## WORK TASK
Filter the material below down to the lines containing the word "profile".

+++++

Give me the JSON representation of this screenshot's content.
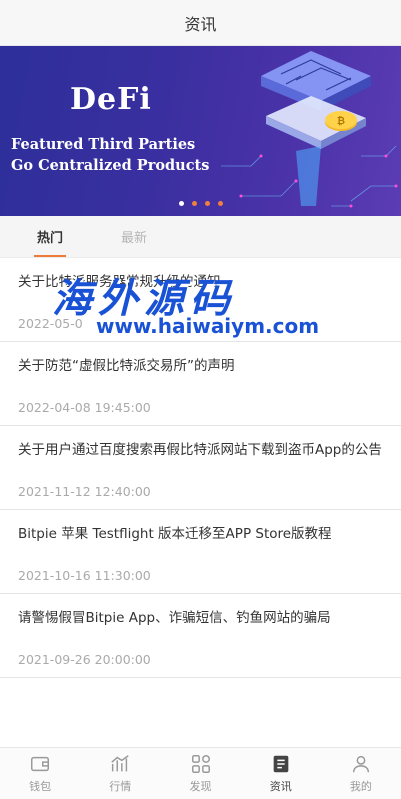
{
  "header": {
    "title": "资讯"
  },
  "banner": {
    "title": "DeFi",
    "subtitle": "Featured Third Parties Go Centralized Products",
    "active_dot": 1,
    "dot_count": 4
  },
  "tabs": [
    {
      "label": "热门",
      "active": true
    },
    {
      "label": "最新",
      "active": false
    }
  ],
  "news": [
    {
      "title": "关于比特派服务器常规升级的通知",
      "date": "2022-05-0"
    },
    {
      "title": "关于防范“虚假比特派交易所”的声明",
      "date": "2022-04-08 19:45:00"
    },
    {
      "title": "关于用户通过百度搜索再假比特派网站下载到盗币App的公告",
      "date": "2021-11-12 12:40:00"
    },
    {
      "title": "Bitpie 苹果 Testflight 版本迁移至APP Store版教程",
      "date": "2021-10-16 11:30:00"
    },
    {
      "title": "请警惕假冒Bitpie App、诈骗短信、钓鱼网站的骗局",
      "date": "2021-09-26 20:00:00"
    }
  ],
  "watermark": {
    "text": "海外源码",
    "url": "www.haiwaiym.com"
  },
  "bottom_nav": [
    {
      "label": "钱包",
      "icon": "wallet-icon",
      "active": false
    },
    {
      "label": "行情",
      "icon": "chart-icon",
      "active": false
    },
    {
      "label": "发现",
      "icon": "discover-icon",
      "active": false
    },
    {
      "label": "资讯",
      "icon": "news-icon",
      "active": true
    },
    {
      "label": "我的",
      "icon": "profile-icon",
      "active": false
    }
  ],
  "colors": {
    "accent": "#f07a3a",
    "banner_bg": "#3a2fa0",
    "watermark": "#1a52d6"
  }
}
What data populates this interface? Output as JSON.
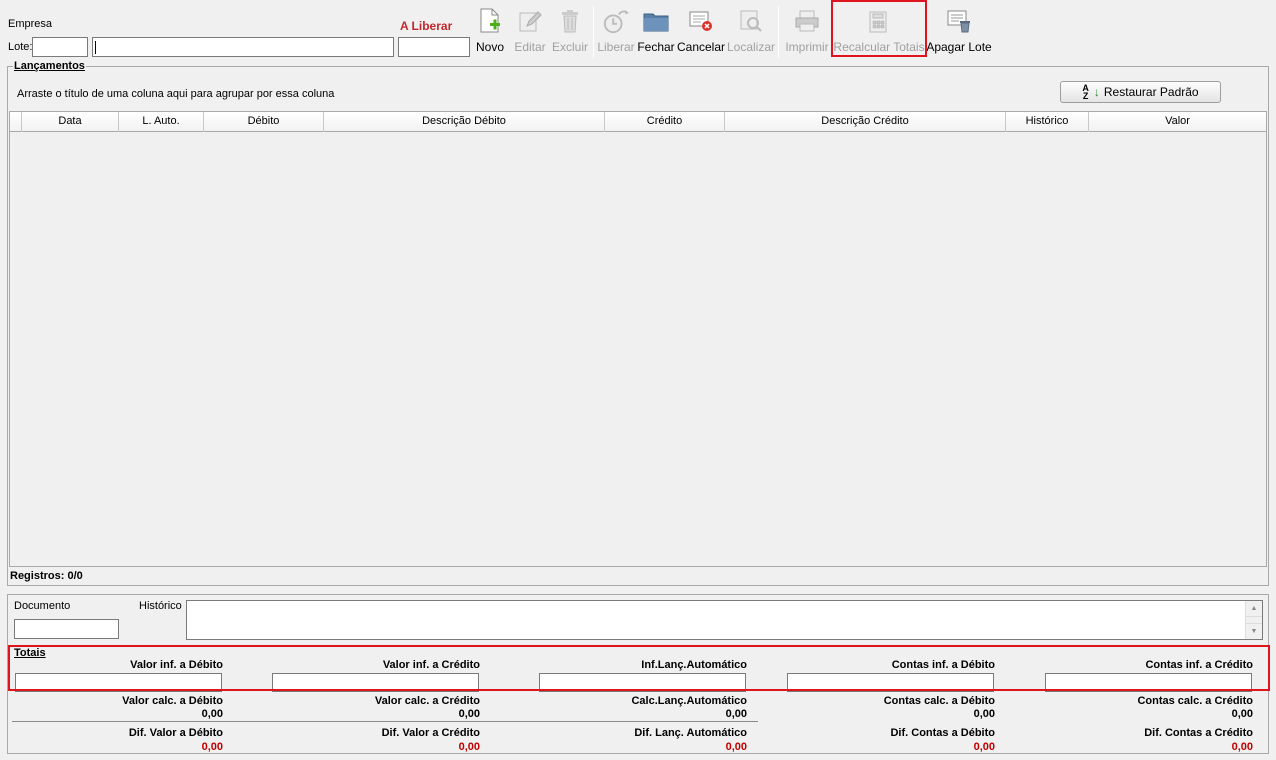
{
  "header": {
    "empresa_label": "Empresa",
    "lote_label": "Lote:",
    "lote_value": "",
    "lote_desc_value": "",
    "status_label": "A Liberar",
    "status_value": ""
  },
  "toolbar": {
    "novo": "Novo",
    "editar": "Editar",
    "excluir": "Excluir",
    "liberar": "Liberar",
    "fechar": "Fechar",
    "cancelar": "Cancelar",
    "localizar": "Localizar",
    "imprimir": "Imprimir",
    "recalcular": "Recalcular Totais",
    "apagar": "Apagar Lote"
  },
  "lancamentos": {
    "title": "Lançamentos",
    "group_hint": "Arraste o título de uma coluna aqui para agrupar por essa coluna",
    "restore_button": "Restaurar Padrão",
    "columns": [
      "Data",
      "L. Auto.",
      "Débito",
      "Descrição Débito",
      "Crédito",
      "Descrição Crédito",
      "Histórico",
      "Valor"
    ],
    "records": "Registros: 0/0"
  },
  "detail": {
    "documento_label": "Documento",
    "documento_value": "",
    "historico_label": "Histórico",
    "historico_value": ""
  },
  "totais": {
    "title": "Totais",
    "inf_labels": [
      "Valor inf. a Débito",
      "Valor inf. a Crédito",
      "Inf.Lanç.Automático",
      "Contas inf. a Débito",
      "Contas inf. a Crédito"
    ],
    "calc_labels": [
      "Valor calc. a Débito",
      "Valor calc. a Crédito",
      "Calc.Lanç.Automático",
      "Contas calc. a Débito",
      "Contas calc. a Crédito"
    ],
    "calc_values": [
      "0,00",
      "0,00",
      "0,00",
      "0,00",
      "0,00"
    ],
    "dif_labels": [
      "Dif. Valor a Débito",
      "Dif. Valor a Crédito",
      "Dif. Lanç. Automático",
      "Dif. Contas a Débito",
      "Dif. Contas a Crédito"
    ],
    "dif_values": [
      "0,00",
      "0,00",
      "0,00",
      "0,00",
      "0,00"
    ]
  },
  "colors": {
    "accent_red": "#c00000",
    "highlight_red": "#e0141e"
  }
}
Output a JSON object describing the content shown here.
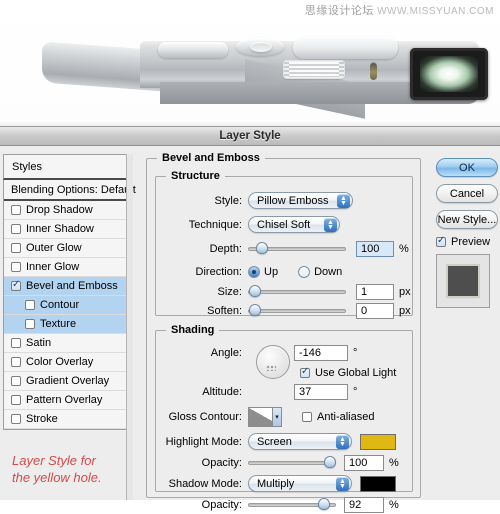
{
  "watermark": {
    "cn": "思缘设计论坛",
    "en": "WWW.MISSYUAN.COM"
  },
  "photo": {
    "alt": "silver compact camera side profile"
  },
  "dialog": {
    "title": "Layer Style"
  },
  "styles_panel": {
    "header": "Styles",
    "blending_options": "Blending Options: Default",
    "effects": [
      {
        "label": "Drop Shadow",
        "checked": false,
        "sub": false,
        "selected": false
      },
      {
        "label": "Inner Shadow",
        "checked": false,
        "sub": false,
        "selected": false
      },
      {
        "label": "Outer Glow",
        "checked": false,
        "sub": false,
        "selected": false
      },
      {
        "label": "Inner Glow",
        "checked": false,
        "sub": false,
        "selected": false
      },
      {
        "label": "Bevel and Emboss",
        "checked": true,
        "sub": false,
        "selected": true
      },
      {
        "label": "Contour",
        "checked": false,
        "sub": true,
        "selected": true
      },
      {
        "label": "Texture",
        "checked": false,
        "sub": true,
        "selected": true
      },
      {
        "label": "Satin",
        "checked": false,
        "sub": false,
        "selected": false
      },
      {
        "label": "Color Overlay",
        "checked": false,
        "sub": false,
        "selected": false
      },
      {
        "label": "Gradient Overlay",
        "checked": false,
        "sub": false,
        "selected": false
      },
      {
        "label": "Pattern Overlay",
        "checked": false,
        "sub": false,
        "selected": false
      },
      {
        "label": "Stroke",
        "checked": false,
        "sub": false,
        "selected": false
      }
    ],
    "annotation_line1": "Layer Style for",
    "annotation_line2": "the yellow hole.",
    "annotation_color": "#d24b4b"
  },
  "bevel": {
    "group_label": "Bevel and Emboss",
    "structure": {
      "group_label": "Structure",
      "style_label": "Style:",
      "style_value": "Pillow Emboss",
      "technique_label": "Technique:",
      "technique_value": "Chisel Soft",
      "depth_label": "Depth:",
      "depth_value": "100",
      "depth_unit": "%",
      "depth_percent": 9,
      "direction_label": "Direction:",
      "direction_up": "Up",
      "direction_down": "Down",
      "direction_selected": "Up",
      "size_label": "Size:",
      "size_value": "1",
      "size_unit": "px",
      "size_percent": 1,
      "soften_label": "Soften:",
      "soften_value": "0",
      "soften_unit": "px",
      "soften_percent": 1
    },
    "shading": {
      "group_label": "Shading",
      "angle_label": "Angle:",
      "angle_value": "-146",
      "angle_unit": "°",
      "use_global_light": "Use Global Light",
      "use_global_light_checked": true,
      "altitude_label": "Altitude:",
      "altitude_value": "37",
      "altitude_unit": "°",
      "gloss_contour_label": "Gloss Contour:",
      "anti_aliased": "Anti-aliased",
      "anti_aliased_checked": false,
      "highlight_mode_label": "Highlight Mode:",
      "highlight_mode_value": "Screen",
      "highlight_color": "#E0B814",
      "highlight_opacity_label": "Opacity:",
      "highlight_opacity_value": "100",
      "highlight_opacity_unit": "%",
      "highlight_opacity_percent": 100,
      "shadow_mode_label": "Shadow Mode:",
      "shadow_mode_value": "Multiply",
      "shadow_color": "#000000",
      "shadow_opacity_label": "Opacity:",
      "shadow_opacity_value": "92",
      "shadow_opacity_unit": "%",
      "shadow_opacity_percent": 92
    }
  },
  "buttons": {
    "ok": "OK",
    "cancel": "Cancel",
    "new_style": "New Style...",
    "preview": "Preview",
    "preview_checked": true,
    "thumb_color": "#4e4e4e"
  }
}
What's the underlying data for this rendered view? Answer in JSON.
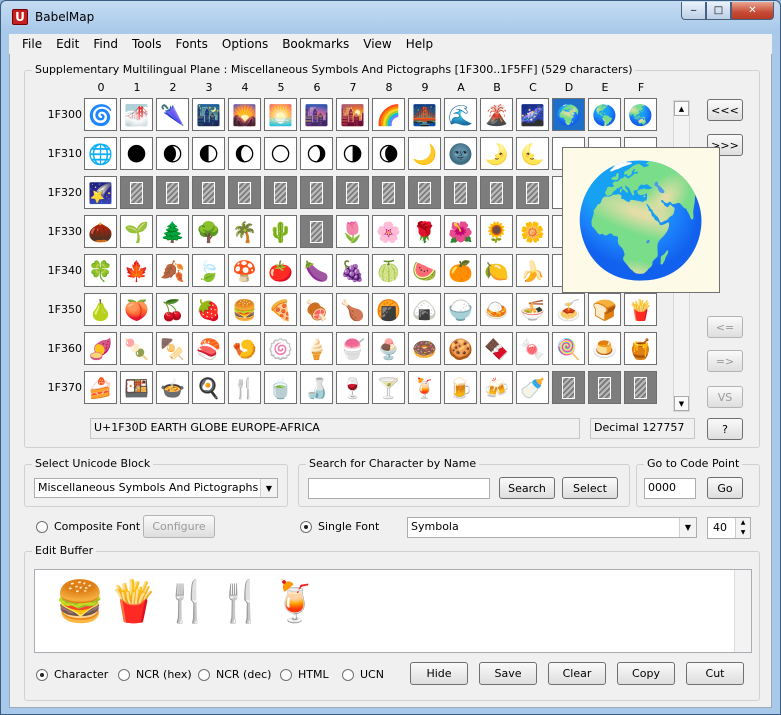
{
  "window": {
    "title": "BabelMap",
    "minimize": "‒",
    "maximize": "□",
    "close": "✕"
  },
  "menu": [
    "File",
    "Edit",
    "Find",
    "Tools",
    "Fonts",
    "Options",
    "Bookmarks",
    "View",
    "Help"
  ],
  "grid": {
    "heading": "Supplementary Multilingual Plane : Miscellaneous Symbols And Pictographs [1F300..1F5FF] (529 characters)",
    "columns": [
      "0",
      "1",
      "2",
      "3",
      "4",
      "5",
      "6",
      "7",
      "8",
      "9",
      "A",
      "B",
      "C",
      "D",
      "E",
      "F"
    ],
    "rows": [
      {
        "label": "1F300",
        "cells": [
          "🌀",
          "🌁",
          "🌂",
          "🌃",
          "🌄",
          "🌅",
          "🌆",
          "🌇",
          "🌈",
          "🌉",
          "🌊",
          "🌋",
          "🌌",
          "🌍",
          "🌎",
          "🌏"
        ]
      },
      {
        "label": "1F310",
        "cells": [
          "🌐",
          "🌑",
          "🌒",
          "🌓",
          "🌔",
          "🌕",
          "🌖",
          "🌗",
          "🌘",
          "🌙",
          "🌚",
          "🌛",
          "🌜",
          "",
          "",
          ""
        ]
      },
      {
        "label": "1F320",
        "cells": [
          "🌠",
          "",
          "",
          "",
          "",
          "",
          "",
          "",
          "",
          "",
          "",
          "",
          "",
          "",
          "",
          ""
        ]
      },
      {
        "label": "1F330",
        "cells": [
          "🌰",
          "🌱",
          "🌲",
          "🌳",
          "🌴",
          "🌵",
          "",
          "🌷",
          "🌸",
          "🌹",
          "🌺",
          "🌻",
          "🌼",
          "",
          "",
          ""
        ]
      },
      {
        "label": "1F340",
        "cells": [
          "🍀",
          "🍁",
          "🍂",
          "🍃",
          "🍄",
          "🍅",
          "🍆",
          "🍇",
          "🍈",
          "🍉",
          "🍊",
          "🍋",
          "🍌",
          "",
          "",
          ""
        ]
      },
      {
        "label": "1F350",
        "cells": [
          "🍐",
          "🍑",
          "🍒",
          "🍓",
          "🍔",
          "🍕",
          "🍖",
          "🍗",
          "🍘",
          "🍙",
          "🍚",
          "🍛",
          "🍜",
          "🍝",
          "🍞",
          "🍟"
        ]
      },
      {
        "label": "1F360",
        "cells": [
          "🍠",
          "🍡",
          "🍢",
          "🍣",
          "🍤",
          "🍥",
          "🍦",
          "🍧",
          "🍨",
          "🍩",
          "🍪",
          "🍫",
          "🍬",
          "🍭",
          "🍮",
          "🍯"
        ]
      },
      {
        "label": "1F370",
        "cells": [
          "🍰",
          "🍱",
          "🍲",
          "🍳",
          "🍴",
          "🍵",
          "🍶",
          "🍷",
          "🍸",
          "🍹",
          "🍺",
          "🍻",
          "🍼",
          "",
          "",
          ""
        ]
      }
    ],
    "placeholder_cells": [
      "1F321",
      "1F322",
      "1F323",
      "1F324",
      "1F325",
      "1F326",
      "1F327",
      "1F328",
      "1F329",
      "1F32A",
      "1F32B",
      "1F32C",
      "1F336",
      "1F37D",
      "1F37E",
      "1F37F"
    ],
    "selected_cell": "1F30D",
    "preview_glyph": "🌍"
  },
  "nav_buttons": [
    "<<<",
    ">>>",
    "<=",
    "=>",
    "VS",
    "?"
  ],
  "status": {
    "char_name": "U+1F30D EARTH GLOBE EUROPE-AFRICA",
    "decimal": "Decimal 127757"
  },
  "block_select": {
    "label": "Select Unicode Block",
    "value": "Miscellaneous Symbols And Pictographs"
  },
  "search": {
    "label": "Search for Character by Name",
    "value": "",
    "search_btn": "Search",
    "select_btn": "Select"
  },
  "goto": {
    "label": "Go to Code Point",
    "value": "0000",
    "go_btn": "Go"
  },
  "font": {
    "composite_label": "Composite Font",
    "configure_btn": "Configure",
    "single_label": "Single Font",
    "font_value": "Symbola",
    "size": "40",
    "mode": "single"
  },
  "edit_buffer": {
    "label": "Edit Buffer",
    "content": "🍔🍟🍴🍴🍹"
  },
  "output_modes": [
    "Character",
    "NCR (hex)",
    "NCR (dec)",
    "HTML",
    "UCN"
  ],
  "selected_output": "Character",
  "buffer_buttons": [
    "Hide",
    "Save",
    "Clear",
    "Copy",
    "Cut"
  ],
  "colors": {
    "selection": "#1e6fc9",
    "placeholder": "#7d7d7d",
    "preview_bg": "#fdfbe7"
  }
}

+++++

## ANSWER BOX
      "icon": "profile-icon",
    "alt": "silver compact camera side profile"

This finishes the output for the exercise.